### Exercise aim:
Could you copy every line of the data that contains the word "JSON"?
Data records Start Marker
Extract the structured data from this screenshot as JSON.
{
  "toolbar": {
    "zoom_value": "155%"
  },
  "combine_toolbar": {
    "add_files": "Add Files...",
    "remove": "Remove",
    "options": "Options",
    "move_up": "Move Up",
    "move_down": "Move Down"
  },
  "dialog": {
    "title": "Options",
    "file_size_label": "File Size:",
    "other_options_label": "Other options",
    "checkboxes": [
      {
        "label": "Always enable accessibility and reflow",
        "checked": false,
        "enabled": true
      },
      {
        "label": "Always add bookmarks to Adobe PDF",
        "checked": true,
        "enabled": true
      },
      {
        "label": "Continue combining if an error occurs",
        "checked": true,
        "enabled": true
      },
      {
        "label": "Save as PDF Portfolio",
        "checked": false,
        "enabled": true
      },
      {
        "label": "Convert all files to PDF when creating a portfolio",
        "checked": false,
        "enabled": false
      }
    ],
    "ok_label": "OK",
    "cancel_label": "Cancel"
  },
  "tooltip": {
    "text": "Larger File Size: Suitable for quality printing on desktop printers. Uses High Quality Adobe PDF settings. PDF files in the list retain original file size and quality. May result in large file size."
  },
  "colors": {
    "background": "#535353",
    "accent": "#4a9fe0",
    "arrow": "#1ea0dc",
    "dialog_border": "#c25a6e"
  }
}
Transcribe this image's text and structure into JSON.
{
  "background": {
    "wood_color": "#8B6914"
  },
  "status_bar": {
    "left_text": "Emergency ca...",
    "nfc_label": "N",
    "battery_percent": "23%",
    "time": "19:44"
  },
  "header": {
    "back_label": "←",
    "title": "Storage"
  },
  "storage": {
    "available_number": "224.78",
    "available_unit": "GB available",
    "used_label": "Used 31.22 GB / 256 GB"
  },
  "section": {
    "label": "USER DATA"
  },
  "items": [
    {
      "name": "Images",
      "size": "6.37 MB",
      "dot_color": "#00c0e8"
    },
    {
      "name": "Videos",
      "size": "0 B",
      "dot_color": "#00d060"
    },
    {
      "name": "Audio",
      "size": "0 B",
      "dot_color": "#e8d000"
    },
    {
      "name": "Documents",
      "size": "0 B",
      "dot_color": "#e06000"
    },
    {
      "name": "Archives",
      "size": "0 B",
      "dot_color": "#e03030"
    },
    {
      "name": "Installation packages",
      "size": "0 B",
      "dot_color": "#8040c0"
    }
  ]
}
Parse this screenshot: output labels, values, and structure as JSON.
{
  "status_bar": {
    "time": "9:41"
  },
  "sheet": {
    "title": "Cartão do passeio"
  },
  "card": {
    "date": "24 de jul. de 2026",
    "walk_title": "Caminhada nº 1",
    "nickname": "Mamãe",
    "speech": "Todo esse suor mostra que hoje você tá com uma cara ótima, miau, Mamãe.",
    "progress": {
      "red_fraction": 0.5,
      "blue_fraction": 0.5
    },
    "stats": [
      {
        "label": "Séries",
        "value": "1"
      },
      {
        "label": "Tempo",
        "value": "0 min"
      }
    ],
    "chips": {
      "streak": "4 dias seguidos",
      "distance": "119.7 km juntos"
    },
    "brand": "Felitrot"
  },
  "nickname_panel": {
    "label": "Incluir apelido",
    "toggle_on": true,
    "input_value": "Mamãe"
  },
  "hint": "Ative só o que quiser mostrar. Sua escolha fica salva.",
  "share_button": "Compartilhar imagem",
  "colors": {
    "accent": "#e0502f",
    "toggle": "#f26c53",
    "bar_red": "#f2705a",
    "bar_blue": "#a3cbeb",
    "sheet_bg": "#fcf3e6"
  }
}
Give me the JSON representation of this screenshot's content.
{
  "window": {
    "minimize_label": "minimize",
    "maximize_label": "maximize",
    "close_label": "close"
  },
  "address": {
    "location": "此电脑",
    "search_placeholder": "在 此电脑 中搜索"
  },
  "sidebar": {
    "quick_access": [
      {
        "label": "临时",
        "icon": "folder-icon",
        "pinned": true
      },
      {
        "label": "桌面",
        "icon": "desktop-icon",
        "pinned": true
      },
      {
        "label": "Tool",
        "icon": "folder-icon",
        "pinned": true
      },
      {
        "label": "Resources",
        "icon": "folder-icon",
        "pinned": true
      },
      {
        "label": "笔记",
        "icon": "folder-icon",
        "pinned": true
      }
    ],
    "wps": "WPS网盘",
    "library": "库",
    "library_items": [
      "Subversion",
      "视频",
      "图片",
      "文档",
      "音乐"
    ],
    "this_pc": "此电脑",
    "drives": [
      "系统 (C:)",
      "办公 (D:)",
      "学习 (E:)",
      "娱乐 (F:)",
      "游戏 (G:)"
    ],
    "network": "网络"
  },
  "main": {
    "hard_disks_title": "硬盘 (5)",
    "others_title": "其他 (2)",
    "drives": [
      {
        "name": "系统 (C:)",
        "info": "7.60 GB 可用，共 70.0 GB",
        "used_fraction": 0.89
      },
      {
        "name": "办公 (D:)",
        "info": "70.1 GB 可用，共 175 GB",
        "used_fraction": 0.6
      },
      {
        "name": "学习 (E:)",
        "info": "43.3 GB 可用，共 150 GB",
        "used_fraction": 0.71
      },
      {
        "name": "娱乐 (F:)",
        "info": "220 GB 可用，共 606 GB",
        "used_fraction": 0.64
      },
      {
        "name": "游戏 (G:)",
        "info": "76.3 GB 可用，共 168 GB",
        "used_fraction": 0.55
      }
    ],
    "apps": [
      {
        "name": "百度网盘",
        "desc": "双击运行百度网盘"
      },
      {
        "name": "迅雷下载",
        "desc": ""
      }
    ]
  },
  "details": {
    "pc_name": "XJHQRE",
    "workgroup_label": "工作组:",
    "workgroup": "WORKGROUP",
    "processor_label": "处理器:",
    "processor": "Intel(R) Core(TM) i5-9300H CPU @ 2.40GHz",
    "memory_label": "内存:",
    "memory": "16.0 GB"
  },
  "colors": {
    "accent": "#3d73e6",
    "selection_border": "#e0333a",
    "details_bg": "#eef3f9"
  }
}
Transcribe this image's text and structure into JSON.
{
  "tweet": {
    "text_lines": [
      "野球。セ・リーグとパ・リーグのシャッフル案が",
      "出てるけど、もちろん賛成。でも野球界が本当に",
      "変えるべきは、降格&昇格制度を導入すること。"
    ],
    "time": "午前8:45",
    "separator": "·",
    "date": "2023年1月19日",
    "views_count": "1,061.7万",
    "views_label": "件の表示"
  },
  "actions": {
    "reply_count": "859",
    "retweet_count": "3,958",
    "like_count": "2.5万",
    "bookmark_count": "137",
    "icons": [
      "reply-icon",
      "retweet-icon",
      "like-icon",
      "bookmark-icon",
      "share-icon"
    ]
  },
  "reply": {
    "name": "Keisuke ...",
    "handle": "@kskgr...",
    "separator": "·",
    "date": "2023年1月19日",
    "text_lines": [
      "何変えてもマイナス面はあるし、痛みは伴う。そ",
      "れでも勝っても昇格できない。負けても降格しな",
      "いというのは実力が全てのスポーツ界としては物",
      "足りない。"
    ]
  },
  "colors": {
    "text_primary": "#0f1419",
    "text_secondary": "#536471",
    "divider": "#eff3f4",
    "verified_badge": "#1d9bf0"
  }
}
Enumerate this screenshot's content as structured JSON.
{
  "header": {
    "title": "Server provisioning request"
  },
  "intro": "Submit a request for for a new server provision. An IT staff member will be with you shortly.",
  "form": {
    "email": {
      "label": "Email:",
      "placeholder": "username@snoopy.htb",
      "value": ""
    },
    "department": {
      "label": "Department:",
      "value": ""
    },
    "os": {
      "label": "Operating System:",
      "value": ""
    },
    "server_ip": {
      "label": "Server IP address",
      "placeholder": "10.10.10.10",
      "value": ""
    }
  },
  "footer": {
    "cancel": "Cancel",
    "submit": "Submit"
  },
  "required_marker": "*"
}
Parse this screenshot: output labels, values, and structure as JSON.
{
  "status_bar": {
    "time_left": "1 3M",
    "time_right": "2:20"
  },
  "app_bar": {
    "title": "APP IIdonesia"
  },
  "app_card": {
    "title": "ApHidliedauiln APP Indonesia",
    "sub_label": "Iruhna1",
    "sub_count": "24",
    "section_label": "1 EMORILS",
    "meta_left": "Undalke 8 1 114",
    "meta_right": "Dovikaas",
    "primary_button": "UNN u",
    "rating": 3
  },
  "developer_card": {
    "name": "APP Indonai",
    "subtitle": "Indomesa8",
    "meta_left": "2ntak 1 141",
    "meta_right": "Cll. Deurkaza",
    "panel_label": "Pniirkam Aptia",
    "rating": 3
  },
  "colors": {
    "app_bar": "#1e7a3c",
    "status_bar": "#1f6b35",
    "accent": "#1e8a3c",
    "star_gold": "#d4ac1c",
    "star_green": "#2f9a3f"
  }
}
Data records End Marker
### Answer section:
Extract the structured data from this screenshot as JSON.
Transcribe this image's text and structure into JSON.
Parse this screenshot: output labels, values, and structure as JSON.
Give me the JSON representation of this screenshot's content.
Transcribe this image's text and structure into JSON.
Enumerate this screenshot's content as structured JSON.
Parse this screenshot: output labels, values, and structure as JSON.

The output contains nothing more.